>Pasteur discovered forms of life that could exist in the absence of oxygen. >Pasteur developed a process (today known as pasteurization) to kill microbes that were causing wine to spoil.
>Pasteur discovered the infectious agents that caused the silkworm diseases that were crippling the silk industry in France. >Pasteur made significant contributions to the germ theory of disease-the theory that specific microorganisms cause specific infectious diseases.
>Pasteur championed changes in hospital practices to minimize the spread of disease by pathogens. >Pasteur developed vaccines to prevent chicken cholera, anthrax, and swine erysipelas (a skin disease).
>Pasteur developed a vaccine to prevent rabies in dogs and successfully used the vaccine to treat human rabies.
3. Robert Koch (1843-1910) >A German physician, Koch made many significant contributions to the germ theory of disease. He proved that Bacillus anthracis was truly the cause of anthrax.
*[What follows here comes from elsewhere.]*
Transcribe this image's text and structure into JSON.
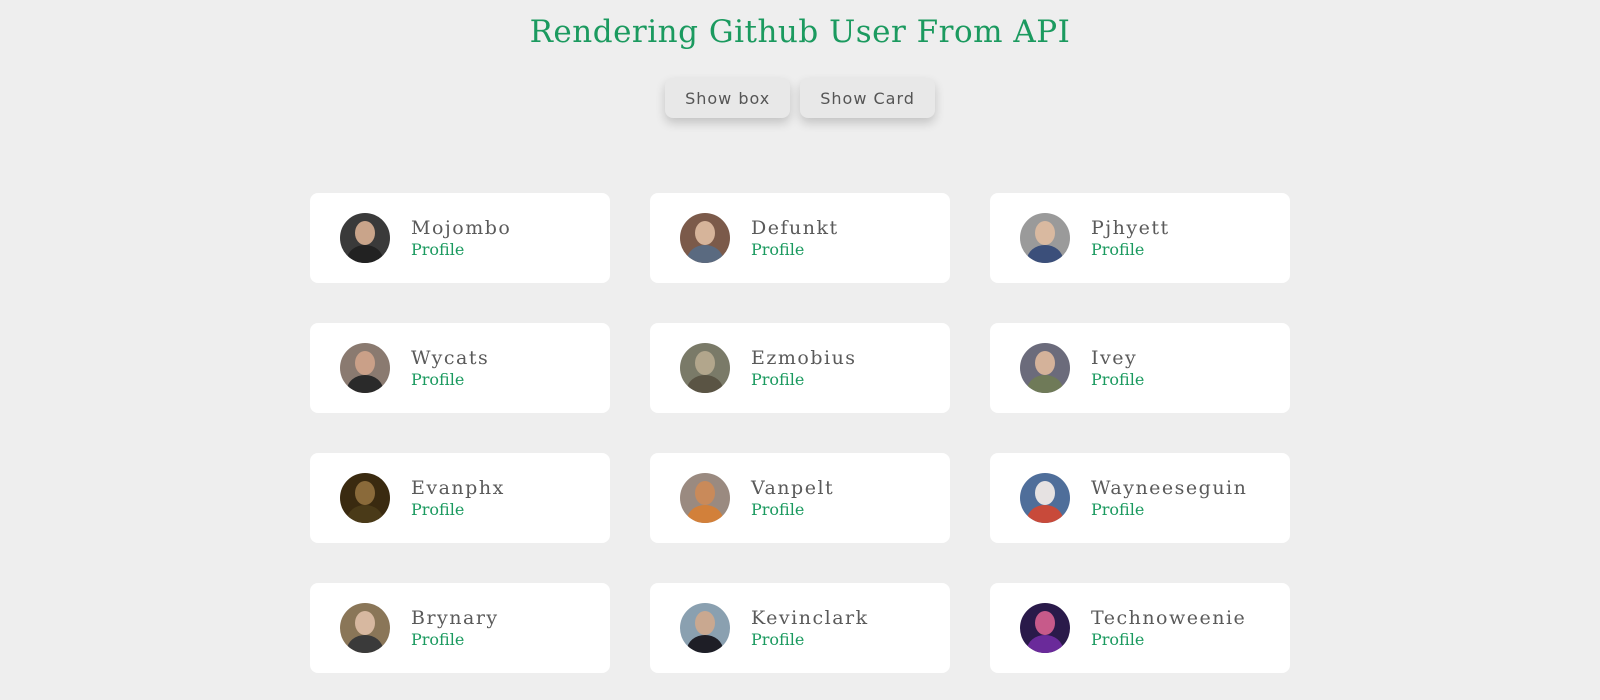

>Koch discovered that Bacillus anthracis produces spores, capable of resisting adverse conditions. >Koch developed methods of fixing, staining, and photographing bacteria.
>Koch developed methods of cultivating bacteria on solid media-the Petri dish in which to culture bacteria on solid media, and agar (a polysaccharide obtained from seaweed) as a solidifying agent. These methods enabled Koch to obtain pure cultures of bacteria.
The term pure culture refers to a condition in which only one type of organism is growing on a solid culture medium or in a liquid culture medium in the laboratory; no other types of organisms are present.
>Koch discovered the bacterium (Mycobacterium tuberculosis) that causes tuberculosis and the bacterium (Vibriocholerae) that causes cholera. >Koch’s work on tuberculin (a protein derived from M. tuberculosis) ultimately led to the development of a skin test valuable in diagnosing tuberculosis.
Koch’s Postulates An experimental procedure that proves a specific microorganism is the cause of a specific infectious disease. 1. A particular microorganism must be found in all cases of the disease and must not be present in healthy animals or humans.
2. The microorganism must be isolated from the diseased animal or human and grown in pure culture in the laboratory. 3. The same disease must be produced when microorganisms from the pure culture are inoculated into healthy susceptible laboratory animals.
4. The same microorganism must be recovered from the experimentally infected animals and grown again in pure culture.
EXCEPTIONS TO KOCH’S POSTULATES 1. Certain pathogens will not grow in or on artificial media in the laboratory (in vitro). Such pathogens include viruses, rickettsias, chlamydias, and the bacteria that cause leprosy and syphilis.
2. Many pathogens are species-specific, meaning that they infect only one species of animal. For example, some pathogens that infect humans will only infect humans. Because human volunteers are difficult to obtain and ethical reasons limit their use, the researcher may only be able to observe the changes caused by the pathogen in human cell cultures.
3. Synergistic infections, which are caused by the combined effects of two or more different microorganisms, are very difficult to reproduce in the laboratory.
4. Certain pathogens become altered when grown in vitro. Some become less pathogenic, whereas others become nonpathogenic. Thus, they will no longer infect animals after being cultured on artificial media.